- [To do] Restate all of the following data exactly, keeping any images out of the copy.

- [Records contained in a dataset]
....

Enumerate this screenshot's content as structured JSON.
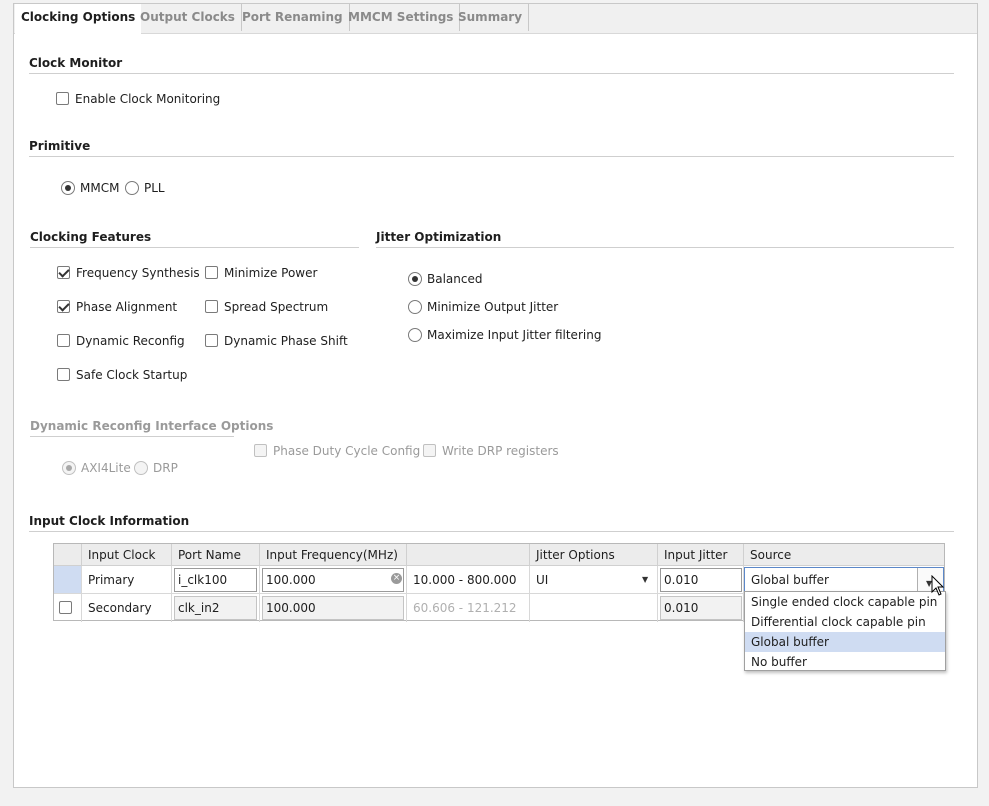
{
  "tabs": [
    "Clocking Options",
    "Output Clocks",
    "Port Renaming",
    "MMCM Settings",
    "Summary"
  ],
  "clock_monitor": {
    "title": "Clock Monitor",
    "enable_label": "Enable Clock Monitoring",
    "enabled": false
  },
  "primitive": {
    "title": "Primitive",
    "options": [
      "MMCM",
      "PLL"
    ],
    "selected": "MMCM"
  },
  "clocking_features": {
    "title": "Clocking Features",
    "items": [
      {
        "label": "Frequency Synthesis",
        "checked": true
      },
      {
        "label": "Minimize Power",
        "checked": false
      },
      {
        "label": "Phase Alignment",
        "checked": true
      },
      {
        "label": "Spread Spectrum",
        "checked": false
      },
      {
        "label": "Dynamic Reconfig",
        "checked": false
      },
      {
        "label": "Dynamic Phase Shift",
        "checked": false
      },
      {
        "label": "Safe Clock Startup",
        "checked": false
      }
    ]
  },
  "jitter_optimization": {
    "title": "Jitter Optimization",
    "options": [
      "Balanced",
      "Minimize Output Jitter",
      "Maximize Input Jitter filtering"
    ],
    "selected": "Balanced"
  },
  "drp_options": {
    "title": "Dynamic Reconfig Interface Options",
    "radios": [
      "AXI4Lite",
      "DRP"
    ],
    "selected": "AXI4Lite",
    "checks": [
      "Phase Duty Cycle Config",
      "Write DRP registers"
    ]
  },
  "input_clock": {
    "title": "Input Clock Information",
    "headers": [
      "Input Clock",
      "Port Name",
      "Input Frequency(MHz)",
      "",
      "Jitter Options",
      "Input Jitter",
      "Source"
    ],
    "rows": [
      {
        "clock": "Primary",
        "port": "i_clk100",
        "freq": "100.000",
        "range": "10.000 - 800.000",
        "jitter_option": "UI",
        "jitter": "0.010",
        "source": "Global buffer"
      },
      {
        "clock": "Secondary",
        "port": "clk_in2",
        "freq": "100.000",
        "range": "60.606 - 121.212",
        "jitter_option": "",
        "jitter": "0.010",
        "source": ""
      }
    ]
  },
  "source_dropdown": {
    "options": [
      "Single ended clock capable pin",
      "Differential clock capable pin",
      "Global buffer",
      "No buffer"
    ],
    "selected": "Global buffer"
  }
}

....

- [Answer space]
Enumerate this screenshot's content as structured JSON.
{
  "tabs": [
    "Clocking Options",
    "Output Clocks",
    "Port Renaming",
    "MMCM Settings",
    "Summary"
  ],
  "clock_monitor": {
    "title": "Clock Monitor",
    "enable_label": "Enable Clock Monitoring",
    "enabled": false
  },
  "primitive": {
    "title": "Primitive",
    "options": [
      "MMCM",
      "PLL"
    ],
    "selected": "MMCM"
  },
  "clocking_features": {
    "title": "Clocking Features",
    "items": [
      {
        "label": "Frequency Synthesis",
        "checked": true
      },
      {
        "label": "Minimize Power",
        "checked": false
      },
      {
        "label": "Phase Alignment",
        "checked": true
      },
      {
        "label": "Spread Spectrum",
        "checked": false
      },
      {
        "label": "Dynamic Reconfig",
        "checked": false
      },
      {
        "label": "Dynamic Phase Shift",
        "checked": false
      },
      {
        "label": "Safe Clock Startup",
        "checked": false
      }
    ]
  },
  "jitter_optimization": {
    "title": "Jitter Optimization",
    "options": [
      "Balanced",
      "Minimize Output Jitter",
      "Maximize Input Jitter filtering"
    ],
    "selected": "Balanced"
  },
  "drp_options": {
    "title": "Dynamic Reconfig Interface Options",
    "radios": [
      "AXI4Lite",
      "DRP"
    ],
    "selected": "AXI4Lite",
    "checks": [
      "Phase Duty Cycle Config",
      "Write DRP registers"
    ]
  },
  "input_clock": {
    "title": "Input Clock Information",
    "headers": [
      "Input Clock",
      "Port Name",
      "Input Frequency(MHz)",
      "",
      "Jitter Options",
      "Input Jitter",
      "Source"
    ],
    "rows": [
      {
        "clock": "Primary",
        "port": "i_clk100",
        "freq": "100.000",
        "range": "10.000 - 800.000",
        "jitter_option": "UI",
        "jitter": "0.010",
        "source": "Global buffer"
      },
      {
        "clock": "Secondary",
        "port": "clk_in2",
        "freq": "100.000",
        "range": "60.606 - 121.212",
        "jitter_option": "",
        "jitter": "0.010",
        "source": ""
      }
    ]
  },
  "source_dropdown": {
    "options": [
      "Single ended clock capable pin",
      "Differential clock capable pin",
      "Global buffer",
      "No buffer"
    ],
    "selected": "Global buffer"
  }
}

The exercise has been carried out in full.